As discussed in more detail in a previous column, the U.S. has allocated $5.6 million for  "monitoring" and other "help" in the upcoming Nicaraguan presidential elections.  (That number may be changing somewhat, according to an official I spoke to at the U.S. Agency for International Development, which will administer the funds. The final number will likely be at least the figure reported on the Agency's website.)

Proportional to the relative populations of Nicaragua (4.4 million) and the United States (280 million), the $5.6 million is the equivalent of a foreign country spending over $356 million to "assist" in a U.S. presidential election. 
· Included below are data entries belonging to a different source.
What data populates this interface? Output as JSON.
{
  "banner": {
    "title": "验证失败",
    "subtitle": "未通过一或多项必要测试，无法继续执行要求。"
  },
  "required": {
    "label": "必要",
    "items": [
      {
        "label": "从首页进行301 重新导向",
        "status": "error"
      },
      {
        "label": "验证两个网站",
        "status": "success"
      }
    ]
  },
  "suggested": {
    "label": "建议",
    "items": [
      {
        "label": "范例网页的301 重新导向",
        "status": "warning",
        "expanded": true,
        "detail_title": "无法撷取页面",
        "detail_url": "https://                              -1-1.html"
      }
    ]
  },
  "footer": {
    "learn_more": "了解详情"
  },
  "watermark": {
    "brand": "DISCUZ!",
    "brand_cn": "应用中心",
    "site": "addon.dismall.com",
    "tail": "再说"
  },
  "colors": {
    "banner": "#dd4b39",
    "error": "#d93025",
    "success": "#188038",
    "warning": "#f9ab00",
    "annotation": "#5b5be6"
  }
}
Such an action would cause an enormous uproar here, and never be tolerated.  Remember the trouble caused by the much smaller Chinese contributions in the 1996 presidential election.

Indeed, how would the U.S. react were government officials of an infinitely more powerful nation to pressure the Republican or Democrat parties to change their candidate slate?  Or if such foreign officials warned the U.S. people of dire consequences were the election to go in a way not desired by that foreign power?

The U.S. behavior in connection with the Nicaraguan presidential election is obscene, treating that nation as if it's a colony, or a wholly owned subsidiary.

Unfortunately, but not surprisingly, the U.S. press has reported virtually nothing about this.

[Here's a link to a group opposing U.S. intervention in Nicaragua.  The group urges people to call their Representatives and Senators to demand an immediate end to all U.S. interference in the Nicaraguan electoral process, and for people to also call the press to demand that they cover this story.]

This was a selection from The Daily Diatribe

More on Nicaragua Elections

sandinista usnicaraguan elections

Latest Updates on my BLOG!!

























Go to top of this "Nicaragua Election" page

Back   Home 

© 2001  All rights reserved